Ken Streif at Urban Spatial has introduced an interesting predictive model that cities can adopt to anticipate development intensity and gentrification patterns.

Tract-level forecasts in 3 cities

In their own words:

Our major methodological contribution is the adoption of endogenous gentrification theory in the development of spatial features that are effective for predicting prices in a machine learning context without overfitting.

Our training models use 1990 and 2000 data to predict for 2010 yielding an average prediction error of just 14% across all tracts. When this error is considered on a city-by-city basis, the median error is around 8%. It is important to note that our endogenous feature approach does not overfit the model.

We think these results are admirable given the limitations of our time series; that our unit of analysis, census tracts, rarely if ever conform to true real estate submarkets and that neighborhood decline is still the predominate dynamics in these Legacy Cities.

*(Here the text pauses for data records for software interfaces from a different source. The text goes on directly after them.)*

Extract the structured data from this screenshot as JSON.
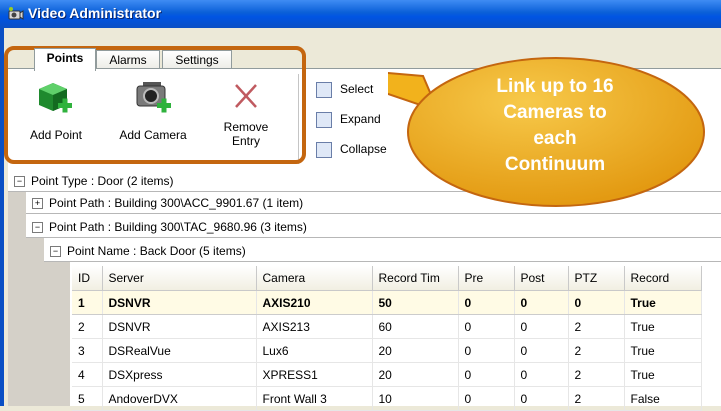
{
  "window": {
    "title": "Video Administrator"
  },
  "tabs": [
    {
      "label": "Points"
    },
    {
      "label": "Alarms"
    },
    {
      "label": "Settings"
    }
  ],
  "ribbon": {
    "add_point": "Add Point",
    "add_camera": "Add Camera",
    "remove_entry_line1": "Remove",
    "remove_entry_line2": "Entry",
    "select": "Select",
    "expand": "Expand",
    "collapse": "Collapse"
  },
  "callout": {
    "lines": [
      "Link up to 16",
      "Cameras to",
      "each",
      "Continuum"
    ]
  },
  "groups": {
    "point_type": "Point Type : Door (2 items)",
    "path1": "Point Path : Building 300\\ACC_9901.67 (1 item)",
    "path2": "Point Path : Building 300\\TAC_9680.96 (3 items)",
    "point_name": "Point Name : Back Door (5 items)"
  },
  "table": {
    "headers": [
      "ID",
      "Server",
      "Camera",
      "Record Tim",
      "Pre",
      "Post",
      "PTZ",
      "Record"
    ],
    "rows": [
      [
        "1",
        "DSNVR",
        "AXIS210",
        "50",
        "0",
        "0",
        "0",
        "True"
      ],
      [
        "2",
        "DSNVR",
        "AXIS213",
        "60",
        "0",
        "0",
        "2",
        "True"
      ],
      [
        "3",
        "DSRealVue",
        "Lux6",
        "20",
        "0",
        "0",
        "2",
        "True"
      ],
      [
        "4",
        "DSXpress",
        "XPRESS1",
        "20",
        "0",
        "0",
        "2",
        "True"
      ],
      [
        "5",
        "AndoverDVX",
        "Front Wall 3",
        "10",
        "0",
        "0",
        "2",
        "False"
      ]
    ]
  },
  "colors": {
    "callout_fill": "#f2b21c",
    "callout_border": "#c4660f",
    "titlebar": "#0054e3"
  }
}
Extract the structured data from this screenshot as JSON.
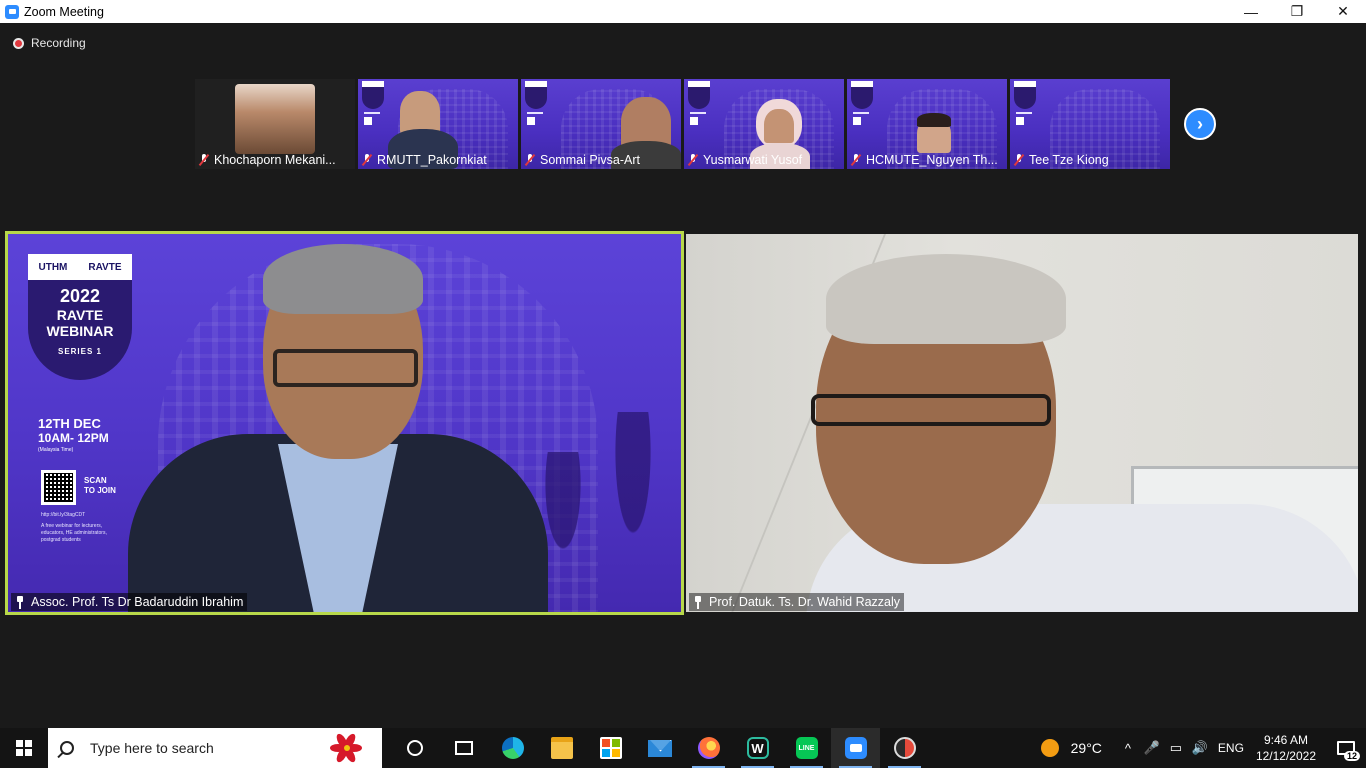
{
  "window": {
    "title": "Zoom Meeting",
    "minimize_label": "—",
    "restore_label": "❐",
    "close_label": "✕"
  },
  "recording": {
    "label": "Recording",
    "color": "#e0383e"
  },
  "participants_strip": [
    {
      "name": "Khochaporn Mekani...",
      "muted": true
    },
    {
      "name": "RMUTT_Pakornkiat",
      "muted": true
    },
    {
      "name": "Sommai Pivsa-Art",
      "muted": true
    },
    {
      "name": "Yusmarwati Yusof",
      "muted": true
    },
    {
      "name": "HCMUTE_Nguyen Th...",
      "muted": true
    },
    {
      "name": "Tee Tze Kiong",
      "muted": true
    }
  ],
  "strip_next_label": "›",
  "main_videos": {
    "left": {
      "name": "Assoc. Prof. Ts Dr Badaruddin Ibrahim",
      "active_speaker": true,
      "highlight_color": "#b8d84a",
      "poster": {
        "logo_a": "UTHM",
        "logo_b": "RAVTE",
        "year": "2022",
        "title_line1": "RAVTE",
        "title_line2": "WEBINAR",
        "series": "SERIES 1",
        "date": "12TH DEC",
        "time": "10AM- 12PM",
        "timezone": "(Malaysia Time)",
        "scan_line1": "SCAN",
        "scan_line2": "TO JOIN",
        "link": "http://bit.ly/3tagCDT",
        "desc": "A free webinar for lecturers, educators, HE administrators, postgrad students"
      }
    },
    "right": {
      "name": "Prof. Datuk. Ts. Dr. Wahid Razzaly",
      "active_speaker": false
    }
  },
  "taskbar": {
    "search_placeholder": "Type here to search",
    "pinned": [
      "cortana-icon",
      "task-view-icon",
      "edge-icon",
      "file-explorer-icon",
      "microsoft-store-icon",
      "mail-icon",
      "firefox-icon",
      "webex-icon",
      "line-icon",
      "zoom-icon",
      "snipping-tool-icon"
    ],
    "webex_glyph": "W",
    "line_text": "LINE",
    "weather_temp": "29°C",
    "chevron": "^",
    "mic_glyph": "🎤",
    "battery_glyph": "▭",
    "volume_glyph": "🔊",
    "language": "ENG",
    "time": "9:46 AM",
    "date": "12/12/2022",
    "notification_count": "12"
  }
}
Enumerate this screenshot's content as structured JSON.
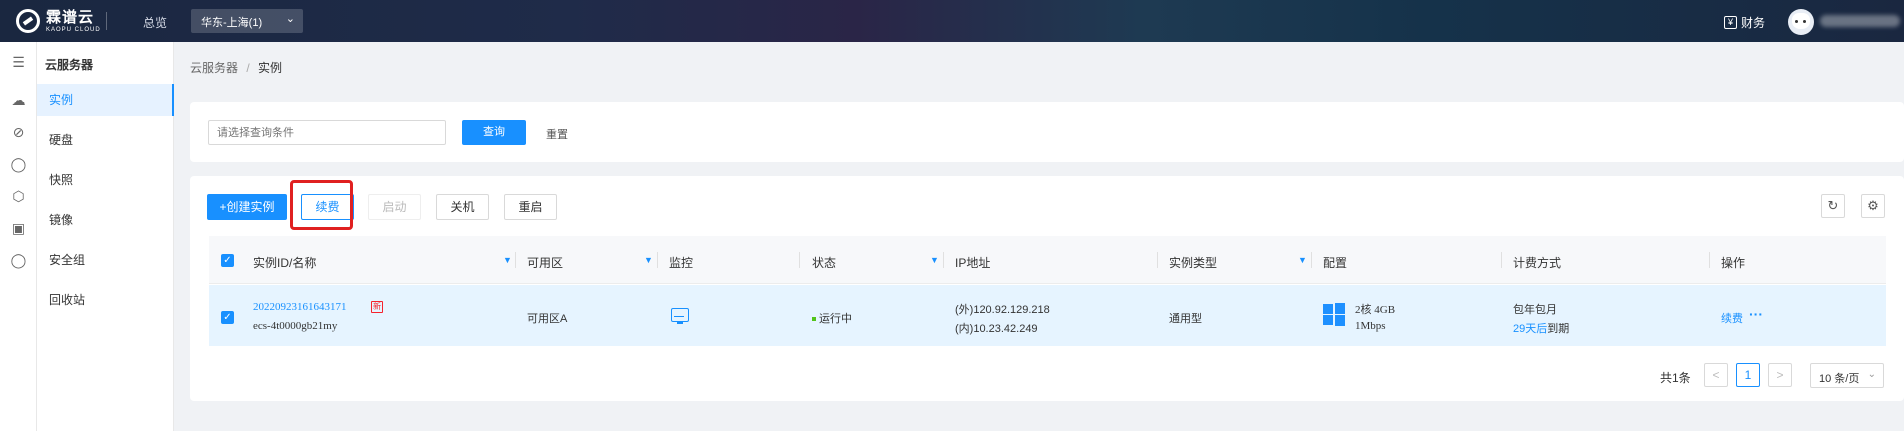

These algorithms and technological innovations such as the information system described above, can play a pivotal role in how community stakeholders allocate their limited resources across space.